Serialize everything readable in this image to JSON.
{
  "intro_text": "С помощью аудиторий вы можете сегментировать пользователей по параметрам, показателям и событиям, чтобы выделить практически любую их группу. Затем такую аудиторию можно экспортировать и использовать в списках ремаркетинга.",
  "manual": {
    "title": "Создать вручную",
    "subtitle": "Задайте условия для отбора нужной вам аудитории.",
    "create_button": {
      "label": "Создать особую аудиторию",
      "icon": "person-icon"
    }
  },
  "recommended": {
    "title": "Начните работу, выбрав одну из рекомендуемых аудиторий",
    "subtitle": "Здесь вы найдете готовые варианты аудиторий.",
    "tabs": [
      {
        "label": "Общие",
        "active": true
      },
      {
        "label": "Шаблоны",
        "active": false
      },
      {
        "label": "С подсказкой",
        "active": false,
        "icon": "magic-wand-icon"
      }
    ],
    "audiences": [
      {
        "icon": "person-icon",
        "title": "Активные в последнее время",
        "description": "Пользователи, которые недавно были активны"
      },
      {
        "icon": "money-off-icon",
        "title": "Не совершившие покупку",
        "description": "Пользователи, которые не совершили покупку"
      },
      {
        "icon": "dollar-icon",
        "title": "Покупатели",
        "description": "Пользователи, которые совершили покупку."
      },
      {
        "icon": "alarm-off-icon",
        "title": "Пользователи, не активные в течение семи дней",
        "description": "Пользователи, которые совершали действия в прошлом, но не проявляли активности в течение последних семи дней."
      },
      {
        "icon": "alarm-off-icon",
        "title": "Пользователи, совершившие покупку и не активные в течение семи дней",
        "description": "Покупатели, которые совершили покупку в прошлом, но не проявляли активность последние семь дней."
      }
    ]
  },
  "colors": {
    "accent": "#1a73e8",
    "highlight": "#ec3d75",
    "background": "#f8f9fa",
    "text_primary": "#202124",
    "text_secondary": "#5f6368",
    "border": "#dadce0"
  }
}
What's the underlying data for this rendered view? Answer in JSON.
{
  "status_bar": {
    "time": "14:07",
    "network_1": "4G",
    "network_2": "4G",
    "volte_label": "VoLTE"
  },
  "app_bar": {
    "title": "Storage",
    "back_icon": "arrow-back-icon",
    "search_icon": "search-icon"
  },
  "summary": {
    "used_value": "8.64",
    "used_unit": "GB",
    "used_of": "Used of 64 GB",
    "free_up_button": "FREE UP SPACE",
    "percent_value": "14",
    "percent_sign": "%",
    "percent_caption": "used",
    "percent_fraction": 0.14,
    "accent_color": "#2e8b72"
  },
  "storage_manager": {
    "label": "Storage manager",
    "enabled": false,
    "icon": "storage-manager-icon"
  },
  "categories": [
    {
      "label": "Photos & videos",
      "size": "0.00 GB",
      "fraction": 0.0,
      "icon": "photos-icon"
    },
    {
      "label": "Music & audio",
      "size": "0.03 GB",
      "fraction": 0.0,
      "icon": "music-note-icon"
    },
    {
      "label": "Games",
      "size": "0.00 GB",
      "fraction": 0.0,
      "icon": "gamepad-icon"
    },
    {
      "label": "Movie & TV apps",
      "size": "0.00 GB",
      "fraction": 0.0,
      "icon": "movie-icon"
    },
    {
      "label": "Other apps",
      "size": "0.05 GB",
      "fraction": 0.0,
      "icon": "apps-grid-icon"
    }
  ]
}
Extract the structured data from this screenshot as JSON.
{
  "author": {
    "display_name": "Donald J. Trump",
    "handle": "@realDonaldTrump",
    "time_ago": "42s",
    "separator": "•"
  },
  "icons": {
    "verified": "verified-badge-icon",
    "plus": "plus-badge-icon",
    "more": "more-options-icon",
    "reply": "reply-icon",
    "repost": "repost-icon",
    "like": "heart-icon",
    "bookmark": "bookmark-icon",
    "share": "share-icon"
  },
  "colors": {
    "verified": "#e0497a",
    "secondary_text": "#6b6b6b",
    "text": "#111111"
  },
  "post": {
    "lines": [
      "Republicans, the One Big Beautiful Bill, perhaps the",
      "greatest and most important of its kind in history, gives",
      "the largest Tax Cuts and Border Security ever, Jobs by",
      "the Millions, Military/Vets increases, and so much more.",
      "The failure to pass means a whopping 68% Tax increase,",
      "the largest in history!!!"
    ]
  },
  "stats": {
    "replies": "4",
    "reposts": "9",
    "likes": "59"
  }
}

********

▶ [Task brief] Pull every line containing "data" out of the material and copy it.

▶ [Exercise output]
What's the underlying data for this rendered view? Answer in JSON.
Extract the structured data from this screenshot as JSON.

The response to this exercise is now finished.